The Grand Bazaar of Tabriz in the northwestern Iranian city of Tabriz is known as the largest roofed Bazaar in the world and the oldest one in the Middle East.
For centuries, the endless labyrinthine of architectural marvels combined with colorful charm of traditional goods and scent of oriental spices has allured visitors of the bazaar.
Located at the center of Tabriz, the complex was one of the most important international trade hubs between the 12th and 18th centuries and it still serves as the economic heart of northwestern Iran.
Many world explorers and writers throughout the history, including Marco Polo, Yaqut al-Hamawi and Jean Chardin, have lauded the glory of Tabriz Bazaar as a remarkable part of their adventures.
In 2010, the UNESCO declared Tabriz Bazaar as a World Heritage Site.
As it was located on the Silk Road, thousands of caravans from different Asian, African and European countries passed though Tabriz bazaar on a daily basis, making it one of the world’s most flourishing commercial hubs over centuries.
Tabriz bazaar saw its most glorious days in the 16th century, when Tabriz became the capital city of the Safavid kingdom, but the city lost status as a capital in the 17th century.
The bazaar, however, still remained flourishing. In 19th century, trade volume at Tabriz bazaar constituted over 25 percent of Iran’s business transactions, passing even higher than that of the capital city of Tehran.
The complex was not built at one phase and different parts were added to bazaar by different architects at several stages.
The bazaar reaches the historic Jameh Mosque of Tabriz to the west, the provincial governor palace to the east and Mehraneh River to the north.
The one-square-kilometer trade center consists of 5,500 stores selling the products of over 40 types of professions, 60 timchehs (sub-bazaars) and saras (small caravansaries), 30 mosques, 20 alleys and sub-bazaars, five baths, 12 schools and five museums.
Similar to many other Middle Eastern bazaars, Tabriz Bazaar was a key commercial center for religious minorities, with Armenians and Georgians owning a major part of businesses and conducting important transactions with European and Central Asian merchants.
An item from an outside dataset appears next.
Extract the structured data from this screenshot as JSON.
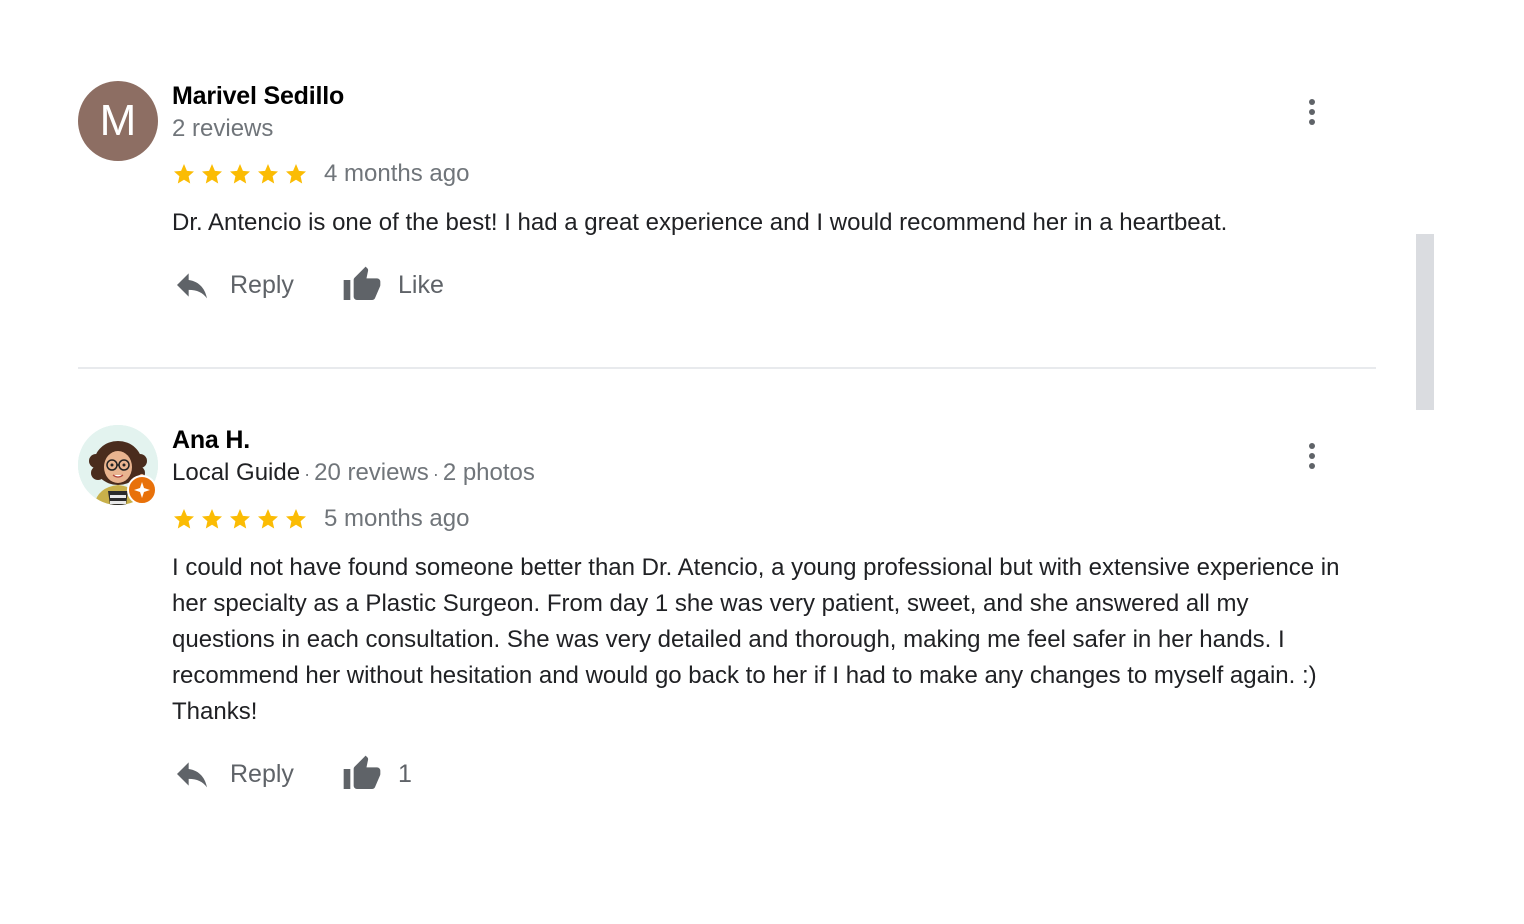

The bazaar was destroyed as a result of several massive earthquakes, but it was reconstructed afterwards. In the latest case in 1780, the bazaar was completely destroyed by a huge earthquake and was rebuilt flowingly.
In 2,000, the Cultural Heritage Organization of Iran began a renovation project for the bazaar in cooperation with the shop owners. The project won the Aga Khan Award for Architecture in 2013.
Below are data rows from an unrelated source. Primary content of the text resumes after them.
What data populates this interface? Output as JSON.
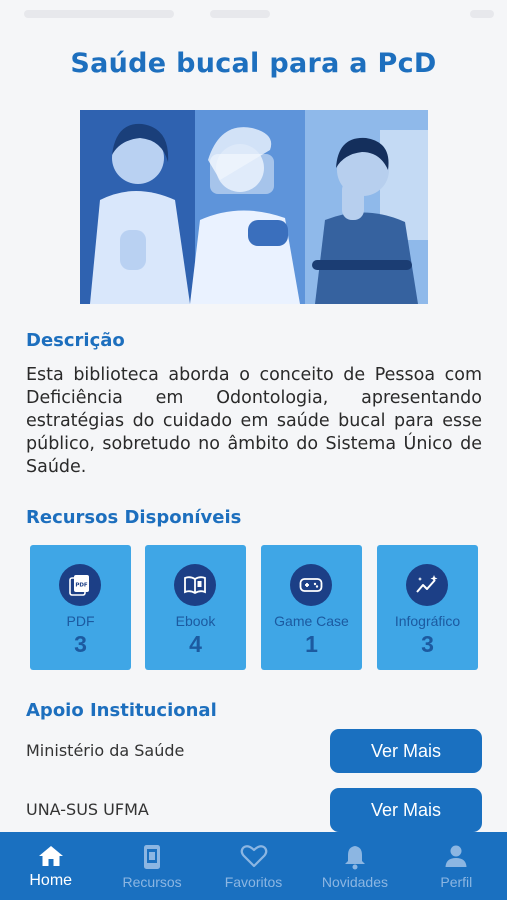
{
  "page": {
    "title": "Saúde bucal para a PcD"
  },
  "description": {
    "heading": "Descrição",
    "text": "Esta biblioteca aborda o conceito de Pessoa com Deficiência em Odontologia, apresentando estratégias do cuidado em saúde bucal para esse público, sobretudo no âmbito do Sistema Único de Saúde."
  },
  "resources": {
    "heading": "Recursos Disponíveis",
    "items": [
      {
        "label": "PDF",
        "count": "3",
        "icon": "pdf-icon"
      },
      {
        "label": "Ebook",
        "count": "4",
        "icon": "book-icon"
      },
      {
        "label": "Game Case",
        "count": "1",
        "icon": "gamepad-icon"
      },
      {
        "label": "Infográfico",
        "count": "3",
        "icon": "chart-sparkle-icon"
      }
    ]
  },
  "support": {
    "heading": "Apoio Institucional",
    "items": [
      {
        "name": "Ministério da Saúde",
        "button": "Ver Mais"
      },
      {
        "name": "UNA-SUS UFMA",
        "button": "Ver Mais"
      }
    ]
  },
  "tabbar": {
    "items": [
      {
        "label": "Home",
        "icon": "home-icon",
        "active": true
      },
      {
        "label": "Recursos",
        "icon": "device-icon",
        "active": false
      },
      {
        "label": "Favoritos",
        "icon": "heart-icon",
        "active": false
      },
      {
        "label": "Novidades",
        "icon": "bell-icon",
        "active": false
      },
      {
        "label": "Perfil",
        "icon": "user-icon",
        "active": false
      }
    ]
  },
  "colors": {
    "primary": "#1d6fbe",
    "card": "#3fa6e6",
    "icon_circle": "#1c3f86",
    "tabbar": "#1a70c0"
  }
}
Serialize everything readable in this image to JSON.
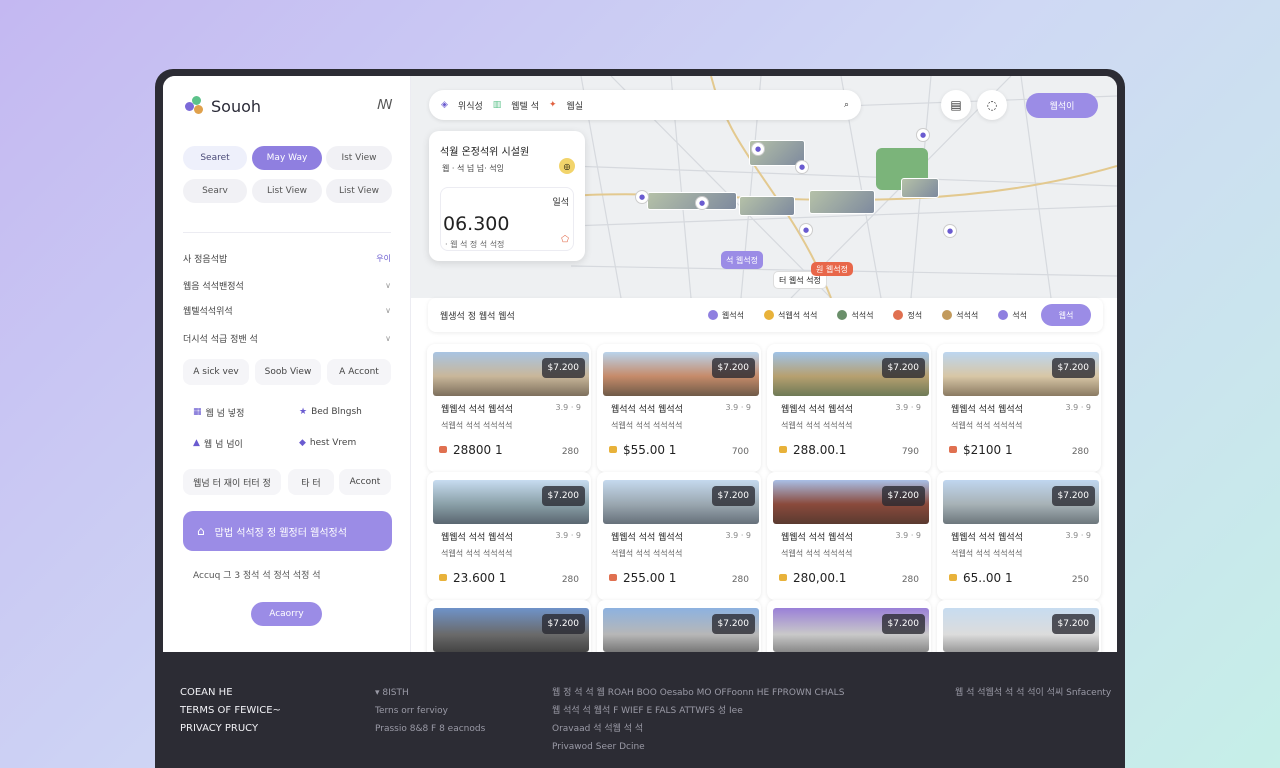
{
  "app": {
    "name": "Souoh",
    "toggle_icon": "ꟿ"
  },
  "sidebar": {
    "pills_row1": [
      "Searet",
      "May Way",
      "Ist View"
    ],
    "pills_row2": [
      "Searv",
      "List View",
      "List View"
    ],
    "section_title": "사 정음석밥",
    "section_badge": "우이",
    "rows": [
      "웹음 석석밴정석",
      "웹텔석석위석",
      "더시석 석급 정밴 석"
    ],
    "chips_row1": [
      "A sick vev",
      "Soob View",
      "A Accont"
    ],
    "chips_row2": [
      "웹 넘 넣정",
      "Bed Blngsh"
    ],
    "chips_row3": [
      "웹 넘 넘이",
      "hest Vrem"
    ],
    "chips_row4": [
      "웹넘 터 재이 터터 정",
      "타 터",
      "Accont"
    ],
    "cta_label": "맙법 석석정 정 웹정터 웹석정석",
    "small_text": "Accuq 그 3 정석 석 정석 석정 석",
    "bottom_button": "Acaorry"
  },
  "map": {
    "search_items": [
      "위식성",
      "웹텔 석",
      "웹실"
    ],
    "top_button": "웹석이",
    "price_card": {
      "title": "석월 온정석위 시설원",
      "sub": "웹 · 석 넘 넘· 석잉",
      "amount": "06.300",
      "value": "일석",
      "mini": "· 웹 석 정 석 석정"
    },
    "markers": [
      "석 웹석정",
      "터 웹석 석정",
      "원 웹석정"
    ]
  },
  "filter": {
    "title": "웹생석 정 웹석 웹석",
    "items": [
      "웹석석",
      "석웹석 석석",
      "석석석",
      "정석",
      "석석석",
      "석석"
    ],
    "button": "웹석"
  },
  "listings": [
    {
      "price": "$7.200",
      "name": "웹웹석 석석 웹석석",
      "meta": "3.9 · 9",
      "desc": "석웹석 석석 석석석석",
      "amount": "28800 1",
      "num": "280",
      "dot": "#e07050"
    },
    {
      "price": "$7.200",
      "name": "웹석석 석석 웹석석",
      "meta": "3.9 · 9",
      "desc": "석웹석 석석 석석석석",
      "amount": "$55.00 1",
      "num": "700",
      "dot": "#e8b23a"
    },
    {
      "price": "$7.200",
      "name": "웹웹석 석석 웹석석",
      "meta": "3.9 · 9",
      "desc": "석웹석 석석 석석석석",
      "amount": "288.00.1",
      "num": "790",
      "dot": "#e8b23a"
    },
    {
      "price": "$7.200",
      "name": "웹웹석 석석 웹석석",
      "meta": "3.9 · 9",
      "desc": "석웹석 석석 석석석석",
      "amount": "$2100 1",
      "num": "280",
      "dot": "#e07050"
    },
    {
      "price": "$7.200",
      "name": "웹웹석 석석 웹석석",
      "meta": "3.9 · 9",
      "desc": "석웹석 석석 석석석석",
      "amount": "23.600 1",
      "num": "280",
      "dot": "#e8b23a"
    },
    {
      "price": "$7.200",
      "name": "웹웹석 석석 웹석석",
      "meta": "3.9 · 9",
      "desc": "석웹석 석석 석석석석",
      "amount": "255.00 1",
      "num": "280",
      "dot": "#e07050"
    },
    {
      "price": "$7.200",
      "name": "웹웹석 석석 웹석석",
      "meta": "3.9 · 9",
      "desc": "석웹석 석석 석석석석",
      "amount": "280,00.1",
      "num": "280",
      "dot": "#e8b23a"
    },
    {
      "price": "$7.200",
      "name": "웹웹석 석석 웹석석",
      "meta": "3.9 · 9",
      "desc": "석웹석 석석 석석석석",
      "amount": "65..00 1",
      "num": "250",
      "dot": "#e8b23a"
    },
    {
      "price": "$7.200"
    },
    {
      "price": "$7.200"
    },
    {
      "price": "$7.200"
    },
    {
      "price": "$7.200"
    }
  ],
  "footer": {
    "col1": [
      "COEAN HE",
      "TERMS OF FEWICE~",
      "PRIVACY PRUCY"
    ],
    "col2_heading": "▾ 8ISTH",
    "col2": [
      "Terns orr fervioy",
      "Prassio 8&8 F 8 eacnods"
    ],
    "col3": [
      "웹 정 석 석 웹 ROAH BOO Oesabo MO OFFoonn HE FPROWN CHALS",
      "웹 석석 석 웹석 F WIEF E FALS ATTWFS 성 Iee",
      "Oravaad 석 석웹 석 석",
      "Privawod Seer Dcine"
    ],
    "col4": "웹 석 석웹석 석 석 석이 석씨 Snfacenty"
  },
  "colors": {
    "accent": "#9b8ce6",
    "dark": "#2c2c34",
    "sidebar_active": "#8f7fe0"
  }
}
The masterfully-designed high vaults and domes of the structure decorated with intricate brickworks and tileworks have turned the complex into an outstanding masterpiece in oriental architecture.
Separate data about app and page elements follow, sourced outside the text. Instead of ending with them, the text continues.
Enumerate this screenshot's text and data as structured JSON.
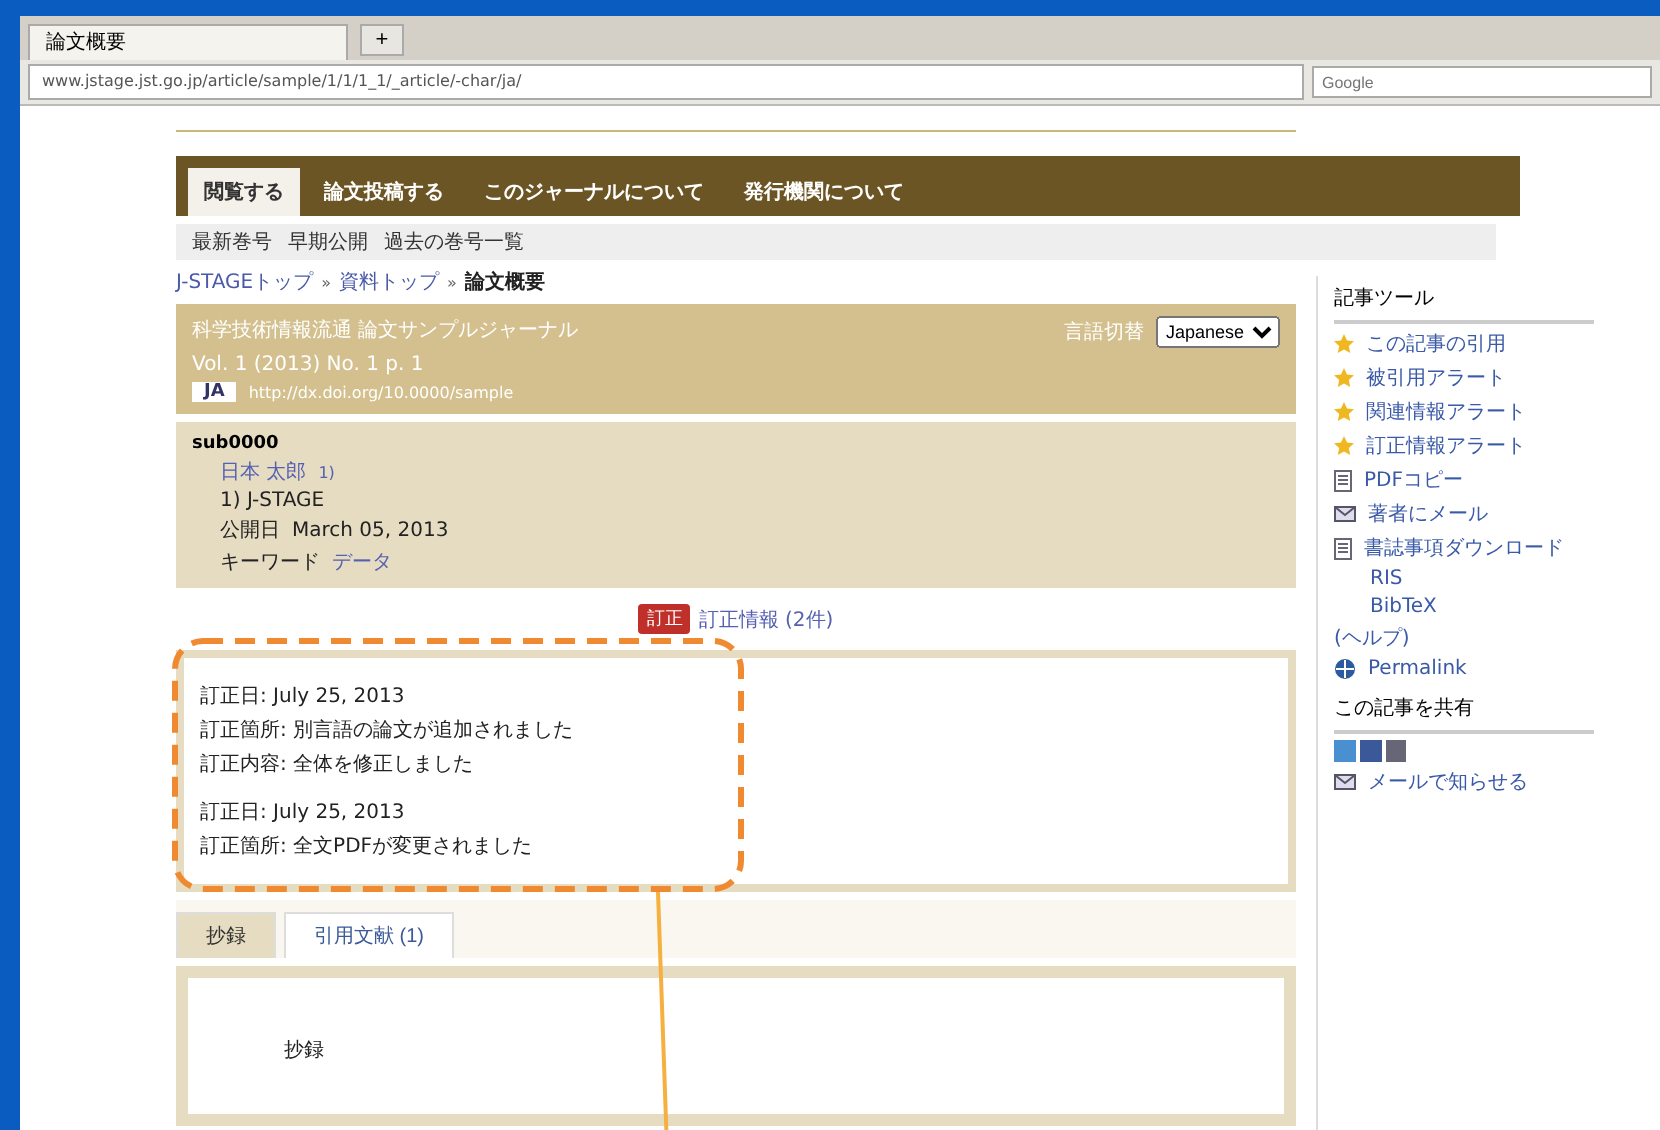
{
  "browser": {
    "tab_title": "論文概要",
    "new_tab": "+",
    "url": "www.jstage.jst.go.jp/article/sample/1/1/1_1/_article/-char/ja/",
    "search_placeholder": "Google"
  },
  "nav_tabs": [
    {
      "label": "閲覧する",
      "selected": true
    },
    {
      "label": "論文投稿する",
      "selected": false
    },
    {
      "label": "このジャーナルについて",
      "selected": false
    },
    {
      "label": "発行機関について",
      "selected": false
    }
  ],
  "sub_nav": [
    "最新巻号",
    "早期公開",
    "過去の巻号一覧"
  ],
  "breadcrumb": [
    "J-STAGEトップ",
    "資料トップ",
    "論文概要"
  ],
  "breadcrumb_separator": "»",
  "article_header": {
    "journal": "科学技術情報流通 論文サンプルジャーナル",
    "volume": "Vol. 1 (2013) No. 1 p. 1",
    "language_label": "言語切替",
    "language": "Japanese",
    "badge": "JA",
    "doi": "http://dx.doi.org/10.0000/sample"
  },
  "article": {
    "id": "sub0000",
    "author": "日本 太郎",
    "author_mark": "1)",
    "affiliation": "1) J-STAGE",
    "published_label": "公開日",
    "published": "March 05, 2013",
    "keywords_label": "キーワード",
    "keyword": "データ"
  },
  "errata_bar": {
    "badge": "訂正",
    "link": "訂正情報 (2件)"
  },
  "corrections": [
    {
      "lines": [
        "訂正日: July 25, 2013",
        "訂正箇所: 別言語の論文が追加されました",
        "訂正内容: 全体を修正しました"
      ]
    },
    {
      "lines": [
        "訂正日: July 25, 2013",
        "訂正箇所: 全文PDFが変更されました"
      ]
    }
  ],
  "content_tabs": [
    {
      "label": "抄録",
      "selected": true
    },
    {
      "label": "引用文献 (1)",
      "selected": false
    }
  ],
  "abstract_heading": "抄録",
  "sidebar": {
    "tools_title": "記事ツール",
    "tools": [
      {
        "kind": "star",
        "label": "この記事の引用"
      },
      {
        "kind": "star",
        "label": "被引用アラート"
      },
      {
        "kind": "star",
        "label": "関連情報アラート"
      },
      {
        "kind": "star",
        "label": "訂正情報アラート"
      },
      {
        "kind": "doc",
        "label": "PDFコピー"
      },
      {
        "kind": "mail",
        "label": "著者にメール"
      },
      {
        "kind": "doc",
        "label": "書誌事項ダウンロード"
      },
      {
        "kind": "plain",
        "label": "RIS"
      },
      {
        "kind": "plain",
        "label": "BibTeX"
      },
      {
        "kind": "more",
        "label": "(ヘルプ)"
      },
      {
        "kind": "globe",
        "label": "Permalink"
      }
    ],
    "share_title": "この記事を共有",
    "share_mail": "メールで知らせる"
  }
}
The complex consists of several sub-bazaars or timchehs. The most important and luxurious part of Tabriz Bazaar is Amir Bazaar, also known as Timcheh Amir, where shop exclusively sell gold and jewelry. The section has the largest dome in the entire bazaar.
Another important section is Mozaffarieh Bazaar, also known as Timcheh Mozaffarieh, for sale of exquisite Persian carpets. The most beautiful architectural design in the complex belongs to this section.
Other sub-bazaars are dedicated for the sale of a variety of other handicrafts, foodstuff and household items.
The majority of timchehs and saras consist of three-floor buildings where the first floor is used as the warehouse, the second floor as the business office and third floor as the resting space.
Apart from its economic status, Tabriz Bazaar has also been a hub of key social and political developments in the Iranian history, including Iranian Constitutional Revolution in the beginning of the 20th century and Islamic Revolution in 1979.
It is also a center for holding important religious ceremonies, including Day of Ashura, the martyrdom anniversary of third Shia leader Imam Hussein, when merchants cease trading 10 days in advance to hold different mourning ceremonies and assemblies at the venue.
The iconic complex still continues to wield influence over different cultural, social, economic and political arenas in Iran and it is considered as an outstanding example for coexistence of diverse cultures and a model for constructive interaction among different social strata.